Please copy every line of the data in which the string "name" appears.
*** Opening SOURCE RECORDS ***
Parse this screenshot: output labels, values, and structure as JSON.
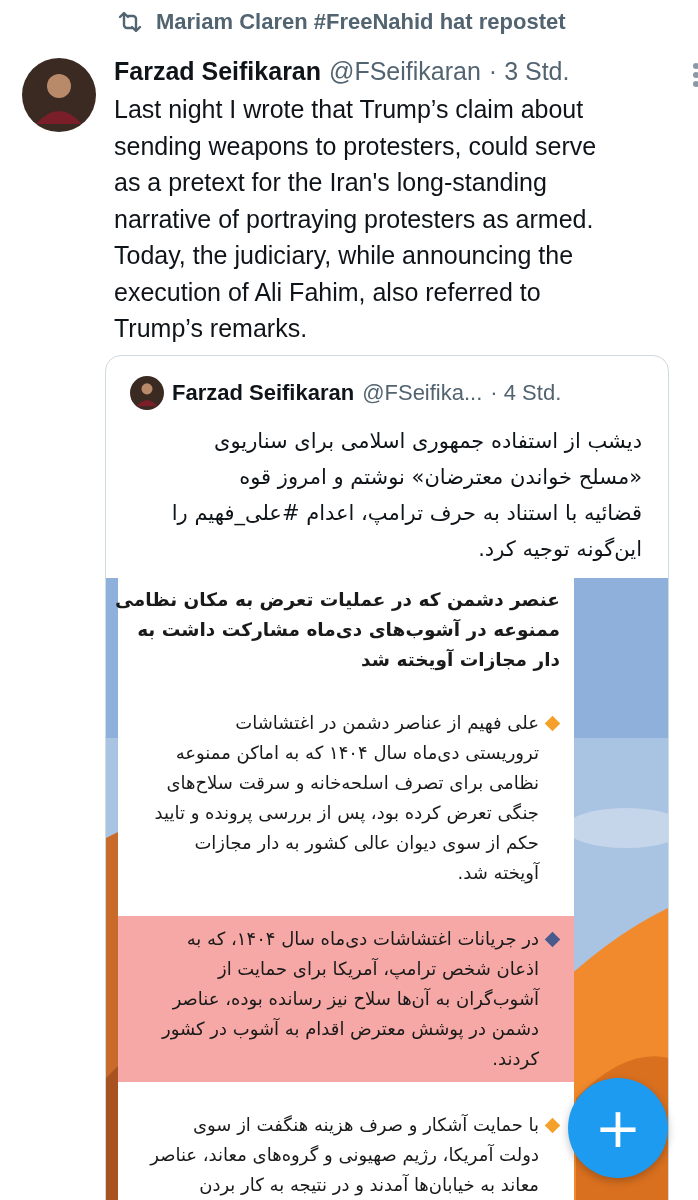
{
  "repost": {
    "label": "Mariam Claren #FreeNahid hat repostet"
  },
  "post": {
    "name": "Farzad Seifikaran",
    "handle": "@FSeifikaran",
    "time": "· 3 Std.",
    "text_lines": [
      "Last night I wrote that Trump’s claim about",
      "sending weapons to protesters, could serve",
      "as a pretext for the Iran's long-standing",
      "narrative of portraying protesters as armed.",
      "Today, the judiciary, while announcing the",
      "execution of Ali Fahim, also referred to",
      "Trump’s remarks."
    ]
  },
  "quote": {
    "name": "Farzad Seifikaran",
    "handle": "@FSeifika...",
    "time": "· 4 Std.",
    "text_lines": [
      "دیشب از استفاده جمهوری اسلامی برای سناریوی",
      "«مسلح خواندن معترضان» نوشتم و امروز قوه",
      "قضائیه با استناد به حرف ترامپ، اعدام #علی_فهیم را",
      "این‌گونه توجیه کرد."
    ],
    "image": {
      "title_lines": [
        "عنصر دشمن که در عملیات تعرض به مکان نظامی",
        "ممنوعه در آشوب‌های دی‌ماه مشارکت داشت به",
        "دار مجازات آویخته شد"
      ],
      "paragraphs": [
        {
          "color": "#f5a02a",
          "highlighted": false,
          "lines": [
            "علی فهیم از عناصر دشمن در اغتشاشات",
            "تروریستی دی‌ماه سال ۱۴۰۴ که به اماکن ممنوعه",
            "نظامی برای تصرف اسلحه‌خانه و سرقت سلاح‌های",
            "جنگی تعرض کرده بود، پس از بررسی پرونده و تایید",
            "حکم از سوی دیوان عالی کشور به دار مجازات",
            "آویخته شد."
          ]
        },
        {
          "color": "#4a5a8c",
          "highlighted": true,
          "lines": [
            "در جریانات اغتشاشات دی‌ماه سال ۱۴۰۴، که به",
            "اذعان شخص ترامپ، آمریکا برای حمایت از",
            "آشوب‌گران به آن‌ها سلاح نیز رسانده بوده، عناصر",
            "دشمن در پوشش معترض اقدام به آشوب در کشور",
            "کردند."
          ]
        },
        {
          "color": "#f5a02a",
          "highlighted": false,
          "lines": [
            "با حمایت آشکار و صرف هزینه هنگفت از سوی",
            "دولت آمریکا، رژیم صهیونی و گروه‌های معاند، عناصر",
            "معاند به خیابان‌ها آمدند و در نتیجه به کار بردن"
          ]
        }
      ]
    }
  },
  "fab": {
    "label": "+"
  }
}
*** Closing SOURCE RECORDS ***
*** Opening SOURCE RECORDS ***
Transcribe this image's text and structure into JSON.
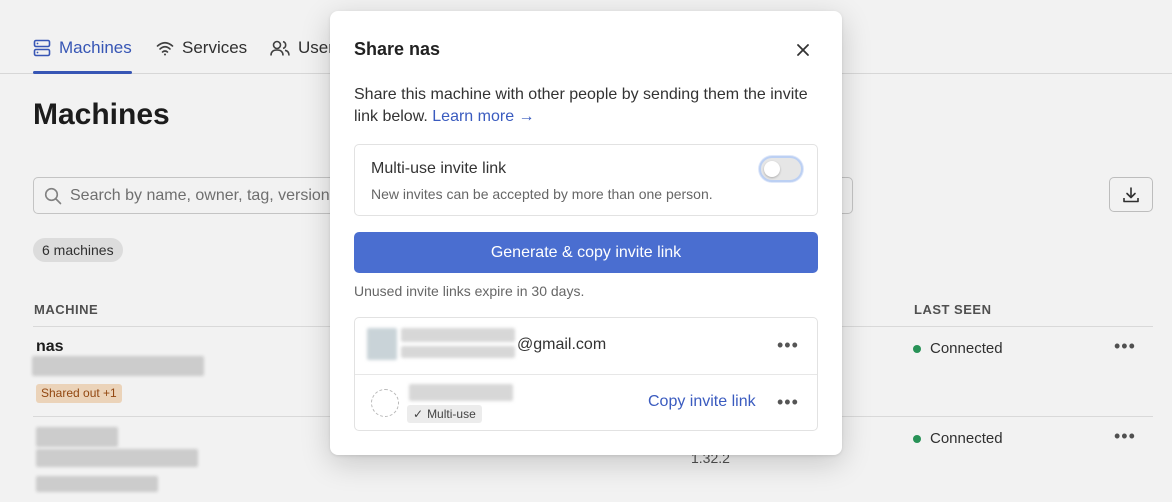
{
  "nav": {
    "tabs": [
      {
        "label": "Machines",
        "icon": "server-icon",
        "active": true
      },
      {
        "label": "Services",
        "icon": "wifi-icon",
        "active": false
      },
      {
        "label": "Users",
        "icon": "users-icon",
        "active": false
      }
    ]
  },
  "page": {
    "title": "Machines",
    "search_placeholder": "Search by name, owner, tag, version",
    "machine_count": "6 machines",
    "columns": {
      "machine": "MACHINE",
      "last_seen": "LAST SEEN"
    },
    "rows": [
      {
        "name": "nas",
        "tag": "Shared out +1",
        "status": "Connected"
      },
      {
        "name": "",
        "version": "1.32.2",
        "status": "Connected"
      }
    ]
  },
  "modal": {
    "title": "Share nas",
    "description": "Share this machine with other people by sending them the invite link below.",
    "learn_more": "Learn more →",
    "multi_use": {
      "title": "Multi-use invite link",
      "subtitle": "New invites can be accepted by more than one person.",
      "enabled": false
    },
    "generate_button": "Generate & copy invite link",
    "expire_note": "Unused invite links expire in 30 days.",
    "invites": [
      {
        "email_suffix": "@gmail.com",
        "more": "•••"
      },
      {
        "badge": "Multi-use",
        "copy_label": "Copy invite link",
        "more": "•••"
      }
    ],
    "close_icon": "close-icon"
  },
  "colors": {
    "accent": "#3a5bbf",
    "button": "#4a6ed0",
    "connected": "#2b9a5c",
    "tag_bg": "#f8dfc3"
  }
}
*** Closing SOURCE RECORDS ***
EXERCISE RESPONSE:
    "name": "Farzad Seifikaran",
    "name": "Farzad Seifikaran",
    "search_placeholder": "Search by name, owner, tag, version",
        "name": "nas",
        "name": "",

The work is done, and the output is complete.